B-y-c is a model amongst pretty villages, and a pleasant place to linger for the afternoon. There are plenty of tourists and tourers around, but it doesn't feel crowded or dirty. Constable & Blyton would have been equally happy setting works next to the river here, and Thomas the Tank engine surely dreams of steaming through the local train station. I was quickly aware of several contingents of gay male cyclists, motor-bikers and cafe patrons as substantial parts of the day visitors. Many people had brought dogs with them, and most stores announced themselves as dog-friendly. I took Bondi down to the river for a swim, but he's always nervous of smooth rocks leading into the water, and stuck to posing for tourist photos. I sometimes wonder how many thousands of people have photographed him over the years. he's certainly been a favourite of Japanese and Korean tourists. I imagine some post-honeymoon slide night in Tokyo, as they show off pictures of the Opera House, Harbour Bridge and Bondi the Malamute. Their guests nod along until they see Bondi and say they have pictures of him, but from Seattle or Vancouver or Edinburgh or a Welsh village.
A "short-cut" along a minor road back to Festiniog, en route to Dolgellau, turns out to be slow going but differently scenic to the main road. Winding through hedgerows, it takes us higher onto grassy sheep-strewn hilltops where the clouds bounce along, softening the transition between vegetation and slate. It had been quite wet when we left Budweiser-in-coeds, but we came back down out of the clouds to a slightly finer day.
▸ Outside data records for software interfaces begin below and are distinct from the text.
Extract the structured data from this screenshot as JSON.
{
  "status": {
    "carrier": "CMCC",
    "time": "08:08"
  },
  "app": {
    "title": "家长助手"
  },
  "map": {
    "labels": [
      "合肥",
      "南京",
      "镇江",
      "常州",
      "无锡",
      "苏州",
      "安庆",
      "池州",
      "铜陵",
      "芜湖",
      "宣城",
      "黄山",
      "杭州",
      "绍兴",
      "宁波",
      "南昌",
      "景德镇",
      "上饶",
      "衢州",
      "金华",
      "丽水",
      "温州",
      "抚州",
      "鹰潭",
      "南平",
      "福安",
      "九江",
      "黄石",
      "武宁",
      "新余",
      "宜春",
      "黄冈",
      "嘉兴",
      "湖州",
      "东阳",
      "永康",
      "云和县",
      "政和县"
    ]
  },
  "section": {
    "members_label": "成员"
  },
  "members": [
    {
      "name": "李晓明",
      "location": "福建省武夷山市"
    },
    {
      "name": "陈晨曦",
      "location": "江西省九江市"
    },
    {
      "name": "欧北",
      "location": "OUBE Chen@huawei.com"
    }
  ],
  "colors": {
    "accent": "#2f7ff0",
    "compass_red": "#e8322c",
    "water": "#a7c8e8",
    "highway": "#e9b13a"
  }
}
At Dolgellau, I parked the car in the town square, and walked through St Mary's churchyard again to the other "old" cemetery in a large walled field between town and river.
I was beginning to despair of finding any recognizable relatives. The older cemeteries here are not in a good state, mostly overgrown with grass or bracken, compounded with sunken plots, and broken or collapsed headstones. After the rain, some parts of the grounds seemed marshlike and my hayfever was working its way off the dial due to the huge amount of grass going to seed. I had heard that this cemetery was - at least in part - a relocation of graves and/or headstones from closer towards the town. It seemed that in some spots headstones were arranging in somewhat arbitrary rows or u-nooks, with occasional clusters of identical names. I don't know if the latter was intentional or a side-effect of the small base of surnames in this community. There seemed to be more from the Roberts and Parry clans than in the other places I checked, but still no shortage of Williams headstones. Those who had served in the Royal Navy seemed to have better quality markers and engravers.
I'm getting pretty wet from the ground up, bitten by Welsh midges (undoubtedy larval forms of the great red Cymru dragon) and my right eye is an allergic disaster zone. All of a sudden I see HANNAH MARIA, and below it ELLIS WILLIAMS. It's my great-great-grandparents' headstone, looking back toward Dolgellau town.
It's only as I write this that I realize that this is the first ancestral headstone I have found. My father and grandparents were cremated, and while I found the burial plot of my great grandparents Griffith and Beatrice at Waverley Cemetery in Sydney, there was no marker, simply an orderly rectangle of green; its position recorded on a map in the cemetery office, like an unvisited star in an astronomer's catalogue.